There is an increasing body of evidence to suggest that it really does matter. 

Academically, financial education can improve maths performance in key stage one and two as it provides children with a context when solving problems.

More importantly however, evidence from the United States shows that those states that include financial education in their curriculum have higher rates of saving which one has to assume will lead to high levels of financial security in adulthood.

It is an issue that was brought into sharp focus earlier this month during Pensions Awareness Week when we were reminded that while we may not be heading towards the pension timebomb once predicted, there are still many millions of people who are not properly considering how they will be supported in their retirement.

I say the timebomb is no longer ticking – well certainly not as loudly – as the introduction of auto-enrolment has brought an extra nine and half million savers into pension schemes so things are undoubtedly heading in the right direction.

However, this only tells half the story as low contribution rates, passive involvement and limited understanding of the opportunity provided by pensions means that balanced with increased life expectancy, the amount in your average defined contribution pension schemes is likely to fall some way short of providing that financial security that we all crave in later life. 

More worrying still is that according to a recent survey by Unbiased, one in six Britons over the age of 55 still have no private pension provision at all and that rises to more than a fifth when looking at the entire working age population.

In fact, despite being part of the auto-enrolment generation, nearly a quarter of adults under 35 have no pension savings at all. 

The plain fact is that as a society we just don’t do enough, early enough, to emphasise not just how important a pension is for long term financial well-being but what a fantastic opportunity they are for all.

In a world where everywhere we turn, somebody wants to relieve you of your hard-earned money, we should be shouting from the rooftops about how the tax relief makes a pension a more effective money grower than almost any other mainstream investment.

We should be doing more to encourage those millions of workers with workplace pensions to find out how much they can increase their own contribution by and whether this means their employer will increase theirs.
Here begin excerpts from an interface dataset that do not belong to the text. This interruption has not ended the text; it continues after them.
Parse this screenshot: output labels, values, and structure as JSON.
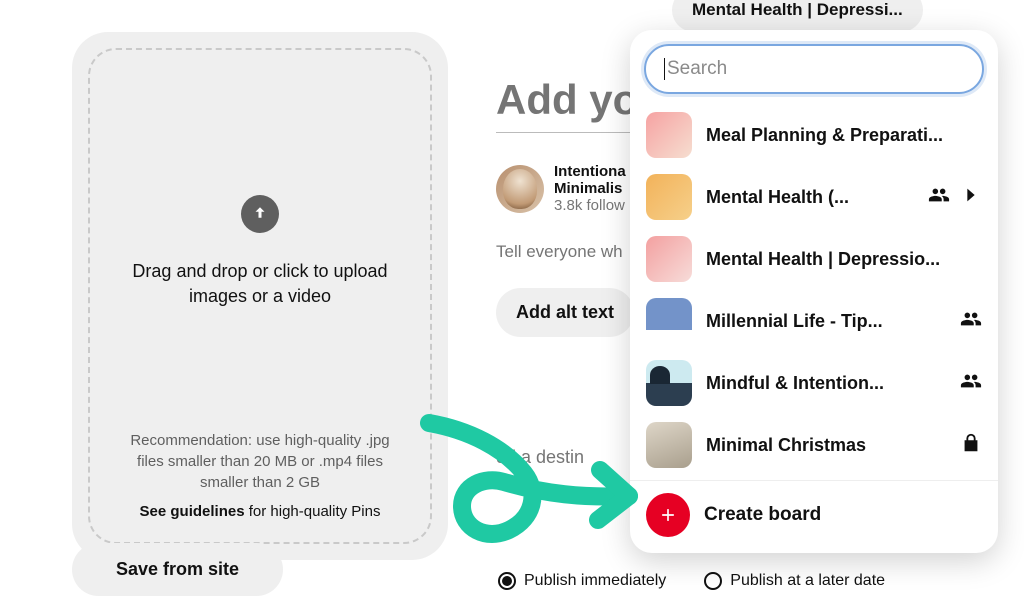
{
  "top_pill_label": "Mental Health | Depressi...",
  "upload": {
    "prompt": "Drag and drop or click to upload images or a video",
    "recommendation": "Recommendation: use high-quality .jpg files smaller than 20 MB or .mp4 files smaller than 2 GB",
    "guidelines_bold": "See guidelines",
    "guidelines_rest": " for high-quality Pins"
  },
  "form": {
    "title_placeholder": "Add you",
    "profile_name": "Intentiona",
    "profile_sub": "Minimalis",
    "followers": "3.8k follow",
    "description_placeholder": "Tell everyone wh",
    "alt_text_button": "Add alt text",
    "destination_placeholder": "dd a destin"
  },
  "boards": {
    "search_placeholder": "Search",
    "items": [
      {
        "label": "Meal Planning & Preparati...",
        "group": false,
        "chevron": false,
        "lock": false
      },
      {
        "label": "Mental Health (...",
        "group": true,
        "chevron": true,
        "lock": false
      },
      {
        "label": "Mental Health | Depressio...",
        "group": false,
        "chevron": false,
        "lock": false
      },
      {
        "label": "Millennial Life - Tip...",
        "group": true,
        "chevron": false,
        "lock": false
      },
      {
        "label": "Mindful & Intention...",
        "group": true,
        "chevron": false,
        "lock": false
      },
      {
        "label": "Minimal Christmas",
        "group": false,
        "chevron": false,
        "lock": true
      }
    ],
    "create_label": "Create board"
  },
  "bottom": {
    "save_from_site": "Save from site",
    "publish_now": "Publish immediately",
    "publish_later": "Publish at a later date"
  }
}
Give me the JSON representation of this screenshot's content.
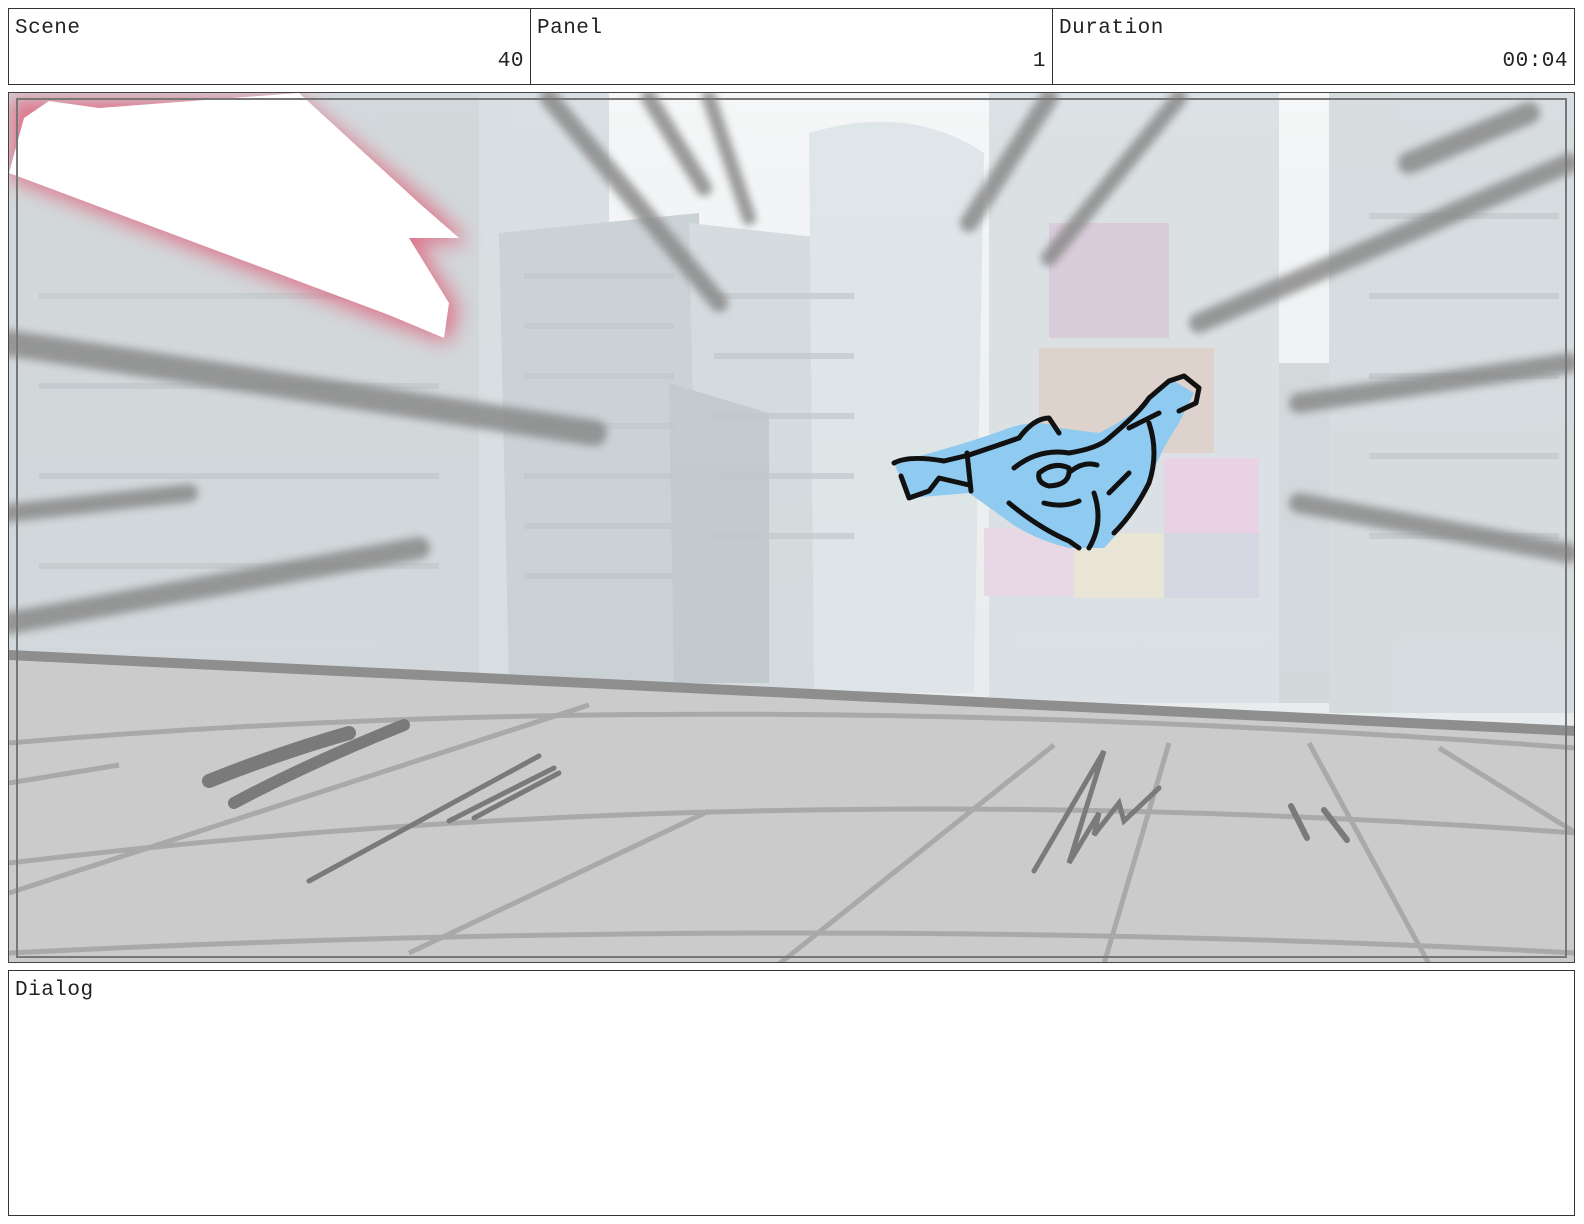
{
  "header": {
    "scene": {
      "label": "Scene",
      "value": "40"
    },
    "panel": {
      "label": "Panel",
      "value": "1"
    },
    "duration": {
      "label": "Duration",
      "value": "00:04"
    }
  },
  "dialog": {
    "label": "Dialog"
  },
  "colors": {
    "frame_border": "#444444",
    "sky": "#f2f4f5",
    "buildings": "#c9d1d6",
    "ground": "#cbcbcb",
    "figure_fill": "#8fcaf0",
    "flash_red": "#e0607a"
  },
  "icons": {
    "storyboard_drawing": "flying-hero-sketch"
  }
}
They often will and that is fundamentally free money!

In the end it all comes back to financial education and developing a culture from the earliest age that embraces the concept of delayed gratification, where making a small sacrifice today can have significant benefits tomorrow.

Young people should be leaving school and heading off into the world of work with the seeds of financial capability already firmly planted, where they understand about budgeting, saving, pensions and that wonderful world of compounding.

Of course it is never too late to start saving for retirement but maybe in the future, rather than posters on a maths books, some Pink Floyd lyrics might be more appropriate. 

You are young and life is long, and there is time to kill today

And then one day you find ten years have got behind you

No one told you when to run, you missed the starting gun

Or to misquote another Pink Floyd classic, when it comes to financial education, we can no longer afford to leave them kids alone.  

The Partner Practice is an Appointed Representative of and represents only St. James's Place Wealth Management plc (which is authorised and regulated by the Financial Conduct Authority) for the purpose of advising solely on the group's wealth management products and services, more details of which are set out on the group's website www.sjp.co.uk/products The 'St. James's Place Partnership' and the title 'Partner' are marketing terms used to describe St. James's Place representatives.

Penney Financial Partners is a trading name of Penney Financial Partners Ltd. Penney Financial Partners Limited is registered in England and Wales, Number 09964340. Registered Office: Kensington House, Knights Way, Battlefield, Shrewsbury, Shropshire, SY1 3AB, UK